SUPPLIED MATERIAL section start
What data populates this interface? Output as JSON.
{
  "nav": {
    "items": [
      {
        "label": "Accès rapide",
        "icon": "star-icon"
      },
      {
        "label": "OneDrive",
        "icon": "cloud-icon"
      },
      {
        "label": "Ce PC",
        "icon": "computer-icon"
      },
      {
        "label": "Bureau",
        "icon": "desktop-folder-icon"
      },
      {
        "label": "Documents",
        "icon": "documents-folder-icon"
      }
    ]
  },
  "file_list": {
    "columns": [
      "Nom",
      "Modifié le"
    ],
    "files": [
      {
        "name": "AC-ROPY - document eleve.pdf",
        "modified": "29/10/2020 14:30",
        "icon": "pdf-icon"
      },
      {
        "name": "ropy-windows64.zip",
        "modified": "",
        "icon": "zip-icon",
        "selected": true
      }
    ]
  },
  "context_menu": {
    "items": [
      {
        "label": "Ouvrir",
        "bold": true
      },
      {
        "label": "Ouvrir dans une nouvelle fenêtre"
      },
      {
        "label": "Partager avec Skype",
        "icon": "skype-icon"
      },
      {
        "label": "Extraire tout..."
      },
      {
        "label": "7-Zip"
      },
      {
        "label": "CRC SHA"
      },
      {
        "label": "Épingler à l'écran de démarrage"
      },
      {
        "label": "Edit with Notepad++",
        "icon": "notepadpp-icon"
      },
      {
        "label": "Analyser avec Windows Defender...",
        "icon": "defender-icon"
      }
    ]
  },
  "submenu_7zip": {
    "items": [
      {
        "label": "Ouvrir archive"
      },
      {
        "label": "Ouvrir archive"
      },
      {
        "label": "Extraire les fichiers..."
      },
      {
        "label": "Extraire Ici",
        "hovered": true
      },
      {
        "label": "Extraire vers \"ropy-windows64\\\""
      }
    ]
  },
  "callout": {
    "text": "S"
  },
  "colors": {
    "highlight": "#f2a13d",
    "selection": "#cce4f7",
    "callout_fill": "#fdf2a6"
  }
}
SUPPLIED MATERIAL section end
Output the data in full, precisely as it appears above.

What data populates this interface? Output as JSON.
{
  "nav": {
    "items": [
      {
        "label": "Accès rapide",
        "icon": "star-icon"
      },
      {
        "label": "OneDrive",
        "icon": "cloud-icon"
      },
      {
        "label": "Ce PC",
        "icon": "computer-icon"
      },
      {
        "label": "Bureau",
        "icon": "desktop-folder-icon"
      },
      {
        "label": "Documents",
        "icon": "documents-folder-icon"
      }
    ]
  },
  "file_list": {
    "columns": [
      "Nom",
      "Modifié le"
    ],
    "files": [
      {
        "name": "AC-ROPY - document eleve.pdf",
        "modified": "29/10/2020 14:30",
        "icon": "pdf-icon"
      },
      {
        "name": "ropy-windows64.zip",
        "modified": "",
        "icon": "zip-icon",
        "selected": true
      }
    ]
  },
  "context_menu": {
    "items": [
      {
        "label": "Ouvrir",
        "bold": true
      },
      {
        "label": "Ouvrir dans une nouvelle fenêtre"
      },
      {
        "label": "Partager avec Skype",
        "icon": "skype-icon"
      },
      {
        "label": "Extraire tout..."
      },
      {
        "label": "7-Zip"
      },
      {
        "label": "CRC SHA"
      },
      {
        "label": "Épingler à l'écran de démarrage"
      },
      {
        "label": "Edit with Notepad++",
        "icon": "notepadpp-icon"
      },
      {
        "label": "Analyser avec Windows Defender...",
        "icon": "defender-icon"
      }
    ]
  },
  "submenu_7zip": {
    "items": [
      {
        "label": "Ouvrir archive"
      },
      {
        "label": "Ouvrir archive"
      },
      {
        "label": "Extraire les fichiers..."
      },
      {
        "label": "Extraire Ici",
        "hovered": true
      },
      {
        "label": "Extraire vers \"ropy-windows64\\\""
      }
    ]
  },
  "callout": {
    "text": "S"
  },
  "colors": {
    "highlight": "#f2a13d",
    "selection": "#cce4f7",
    "callout_fill": "#fdf2a6"
  }
}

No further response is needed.